=== DATA TO EXAMINE ===
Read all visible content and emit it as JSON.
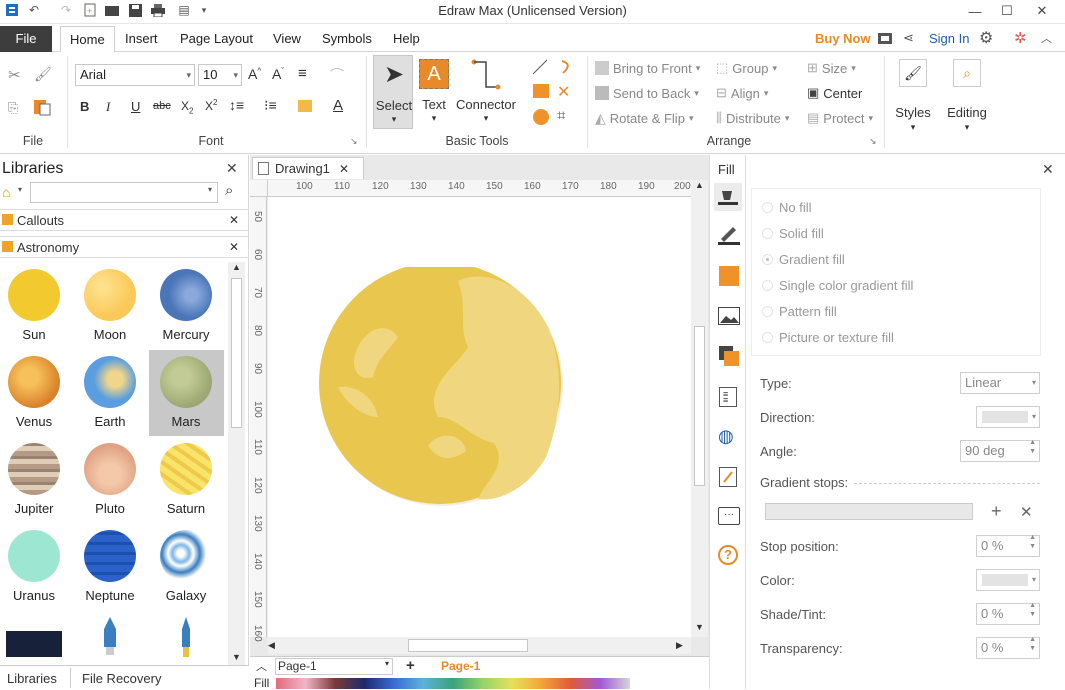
{
  "window": {
    "title": "Edraw Max (Unlicensed Version)"
  },
  "menu": {
    "file": "File",
    "tabs": [
      "Home",
      "Insert",
      "Page Layout",
      "View",
      "Symbols",
      "Help"
    ],
    "buy_now": "Buy Now",
    "sign_in": "Sign In"
  },
  "ribbon": {
    "file_group": "File",
    "font_group": "Font",
    "font_name": "Arial",
    "font_size": "10",
    "basic_tools_group": "Basic Tools",
    "select": "Select",
    "text": "Text",
    "connector": "Connector",
    "arrange_group": "Arrange",
    "bring_to_front": "Bring to Front",
    "send_to_back": "Send to Back",
    "rotate_flip": "Rotate & Flip",
    "group": "Group",
    "align": "Align",
    "distribute": "Distribute",
    "size": "Size",
    "center": "Center",
    "protect": "Protect",
    "styles": "Styles",
    "editing": "Editing"
  },
  "libraries": {
    "title": "Libraries",
    "search_placeholder": "",
    "categories": [
      "Callouts",
      "Astronomy"
    ],
    "shapes": [
      {
        "label": "Sun",
        "color": "#f0c93a"
      },
      {
        "label": "Moon",
        "color": "#fbc95a"
      },
      {
        "label": "Mercury",
        "color": "#4a76b8"
      },
      {
        "label": "Venus",
        "color": "#e89a2a"
      },
      {
        "label": "Earth",
        "color": "#5a9de0"
      },
      {
        "label": "Mars",
        "color": "#a7b482"
      },
      {
        "label": "Jupiter",
        "color": "#c8a58a"
      },
      {
        "label": "Pluto",
        "color": "#e9b497"
      },
      {
        "label": "Saturn",
        "color": "#f6de5e"
      },
      {
        "label": "Uranus",
        "color": "#9de6d2"
      },
      {
        "label": "Neptune",
        "color": "#2a62c9"
      },
      {
        "label": "Galaxy",
        "color": "#3a7fc0"
      }
    ],
    "bottom_tabs": [
      "Libraries",
      "File Recovery"
    ]
  },
  "document": {
    "tab": "Drawing1",
    "ruler_h": [
      "100",
      "110",
      "120",
      "130",
      "140",
      "150",
      "160",
      "170",
      "180",
      "190",
      "200"
    ],
    "ruler_v": [
      "50",
      "60",
      "70",
      "80",
      "90",
      "100",
      "110",
      "120",
      "130",
      "140",
      "150",
      "160"
    ],
    "page_select": "Page-1",
    "page_tab": "Page-1",
    "fill_label": "Fill"
  },
  "fill_panel": {
    "title": "Fill",
    "options": [
      "No fill",
      "Solid fill",
      "Gradient fill",
      "Single color gradient fill",
      "Pattern fill",
      "Picture or texture fill"
    ],
    "selected": "Gradient fill",
    "type_label": "Type:",
    "type_value": "Linear",
    "direction_label": "Direction:",
    "angle_label": "Angle:",
    "angle_value": "90 deg",
    "gradient_stops_label": "Gradient stops:",
    "stop_position_label": "Stop position:",
    "stop_position_value": "0 %",
    "color_label": "Color:",
    "shade_label": "Shade/Tint:",
    "shade_value": "0 %",
    "transparency_label": "Transparency:",
    "transparency_value": "0 %"
  },
  "colors": {
    "accent": "#e8892a",
    "planet": "#e9c85a",
    "planet_light": "#f0d98a"
  }
}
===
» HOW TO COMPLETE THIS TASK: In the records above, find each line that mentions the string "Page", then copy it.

» FINISHED TASK:
      "Page Layout",
    "page_select": "Page-1",
    "page_tab": "Page-1",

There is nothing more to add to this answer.